GT announced abruptly on Monday that it has filed for Chapter 11 bankruptcy. Last year, Apple chief executive Tim Cook announced the tech giant would partner with the firm to open a plant Mesa, Ariz. -- a move hailed at a time when many tech companies were being heavily criticized for not manufacturing components in the United States.
News of the partnership sent GT shares as high as $20.54 this summer. But the manufacturer's stock tanked last month after Apple announced its latest iPhone models would not have sapphire glass screens. Shares dropped more than 35 percent between the Sept. 9 announcement and Monday's bankruptcy announcement. After the filing, shares dropped as low as 75 cents per share; on Thursday they were trading at $1.28.
Apple has another consideration to make in the wake of its partner's bankruptcy: While sapphire glass isn't a major component of the latest iPhone, Apple is using it for its new smartwatch. The Apple Watch, which is due to hit shelves next year, uses the tough-as-nails glass for its 38 mm and 42 mm square faces.
Analysts expect that Apple will have a limited number of watches available for sale around February. So far, the company has given no indication that its announced "early 2015" Apple Watch timeline will change due to the bankruptcy. The type of bankruptcy that GT filed for allows the firm to continue business operations as it sorts out its finances. In Monday's announcement, GT chief executive officer Tom Gutierrez said the company will "continue to execute our business plan" and "maintain operations" throughout the bankruptcy proceedings.
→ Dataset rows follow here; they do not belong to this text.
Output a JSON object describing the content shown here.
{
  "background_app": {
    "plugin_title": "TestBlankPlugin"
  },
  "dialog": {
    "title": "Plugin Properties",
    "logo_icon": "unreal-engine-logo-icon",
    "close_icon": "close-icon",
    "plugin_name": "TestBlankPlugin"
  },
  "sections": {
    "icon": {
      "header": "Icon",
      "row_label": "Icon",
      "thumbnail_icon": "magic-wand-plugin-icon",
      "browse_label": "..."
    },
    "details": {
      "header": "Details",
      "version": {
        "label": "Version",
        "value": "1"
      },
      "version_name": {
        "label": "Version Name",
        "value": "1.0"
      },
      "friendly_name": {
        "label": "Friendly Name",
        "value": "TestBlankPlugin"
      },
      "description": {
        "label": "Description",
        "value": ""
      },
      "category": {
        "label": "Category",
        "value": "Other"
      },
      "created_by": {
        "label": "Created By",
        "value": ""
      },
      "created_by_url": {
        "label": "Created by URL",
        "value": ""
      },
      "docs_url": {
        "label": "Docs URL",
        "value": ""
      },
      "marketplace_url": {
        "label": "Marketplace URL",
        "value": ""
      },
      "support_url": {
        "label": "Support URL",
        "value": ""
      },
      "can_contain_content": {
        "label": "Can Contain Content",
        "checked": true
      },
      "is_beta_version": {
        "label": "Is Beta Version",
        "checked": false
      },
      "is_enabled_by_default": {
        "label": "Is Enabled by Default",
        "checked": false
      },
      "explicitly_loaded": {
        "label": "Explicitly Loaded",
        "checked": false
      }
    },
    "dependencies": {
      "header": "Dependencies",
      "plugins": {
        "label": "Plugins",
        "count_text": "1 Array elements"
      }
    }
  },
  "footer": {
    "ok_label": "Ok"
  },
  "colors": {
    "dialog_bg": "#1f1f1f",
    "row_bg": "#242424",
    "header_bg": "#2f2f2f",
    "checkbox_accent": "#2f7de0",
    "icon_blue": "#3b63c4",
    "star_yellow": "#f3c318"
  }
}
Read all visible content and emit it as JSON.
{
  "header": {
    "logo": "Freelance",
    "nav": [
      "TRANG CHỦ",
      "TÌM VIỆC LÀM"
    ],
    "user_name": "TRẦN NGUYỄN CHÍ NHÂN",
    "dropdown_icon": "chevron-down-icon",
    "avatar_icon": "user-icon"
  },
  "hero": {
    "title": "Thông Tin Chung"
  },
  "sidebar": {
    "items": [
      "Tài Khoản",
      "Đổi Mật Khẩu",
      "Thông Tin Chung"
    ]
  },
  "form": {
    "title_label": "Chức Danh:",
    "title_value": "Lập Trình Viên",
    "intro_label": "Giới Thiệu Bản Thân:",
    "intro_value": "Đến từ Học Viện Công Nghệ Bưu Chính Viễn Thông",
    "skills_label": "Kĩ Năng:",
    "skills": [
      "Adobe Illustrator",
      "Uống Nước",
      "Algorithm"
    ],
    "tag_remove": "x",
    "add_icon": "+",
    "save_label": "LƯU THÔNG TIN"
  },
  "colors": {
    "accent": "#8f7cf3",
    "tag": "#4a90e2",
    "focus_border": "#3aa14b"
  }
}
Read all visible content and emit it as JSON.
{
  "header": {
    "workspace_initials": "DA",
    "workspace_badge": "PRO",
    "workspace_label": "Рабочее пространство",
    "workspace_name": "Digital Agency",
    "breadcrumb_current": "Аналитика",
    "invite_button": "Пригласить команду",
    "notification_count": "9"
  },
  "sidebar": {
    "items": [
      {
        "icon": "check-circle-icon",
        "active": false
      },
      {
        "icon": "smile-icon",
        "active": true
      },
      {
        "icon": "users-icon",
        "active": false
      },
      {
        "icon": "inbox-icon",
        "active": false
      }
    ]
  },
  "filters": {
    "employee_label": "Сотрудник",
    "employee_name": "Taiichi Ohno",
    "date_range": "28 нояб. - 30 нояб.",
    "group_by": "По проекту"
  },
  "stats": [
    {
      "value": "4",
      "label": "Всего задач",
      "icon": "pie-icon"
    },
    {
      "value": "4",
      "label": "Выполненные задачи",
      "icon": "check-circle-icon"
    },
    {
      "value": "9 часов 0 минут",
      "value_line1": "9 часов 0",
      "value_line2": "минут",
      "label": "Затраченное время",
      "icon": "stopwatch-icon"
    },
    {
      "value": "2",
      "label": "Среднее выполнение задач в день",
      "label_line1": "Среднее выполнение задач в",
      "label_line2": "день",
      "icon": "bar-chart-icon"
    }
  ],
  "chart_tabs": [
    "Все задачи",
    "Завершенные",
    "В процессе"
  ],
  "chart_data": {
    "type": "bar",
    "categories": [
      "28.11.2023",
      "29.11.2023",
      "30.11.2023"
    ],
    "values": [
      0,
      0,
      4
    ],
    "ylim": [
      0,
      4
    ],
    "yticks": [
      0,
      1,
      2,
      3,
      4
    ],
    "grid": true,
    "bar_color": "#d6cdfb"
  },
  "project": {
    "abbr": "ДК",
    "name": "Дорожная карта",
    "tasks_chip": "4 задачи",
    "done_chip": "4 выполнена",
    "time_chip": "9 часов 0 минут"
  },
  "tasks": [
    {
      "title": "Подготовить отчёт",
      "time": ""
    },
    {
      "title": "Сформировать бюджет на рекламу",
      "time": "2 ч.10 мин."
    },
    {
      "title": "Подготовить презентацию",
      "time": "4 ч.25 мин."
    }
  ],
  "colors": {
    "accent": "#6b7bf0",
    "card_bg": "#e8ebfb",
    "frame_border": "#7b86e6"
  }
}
Apple's investors seem equally unfazed. While the company's shares took a slight hit earlier in the week on GT's bankruptcy news, they were slightly up on Wednesday afternoon, trading just over $99 per share.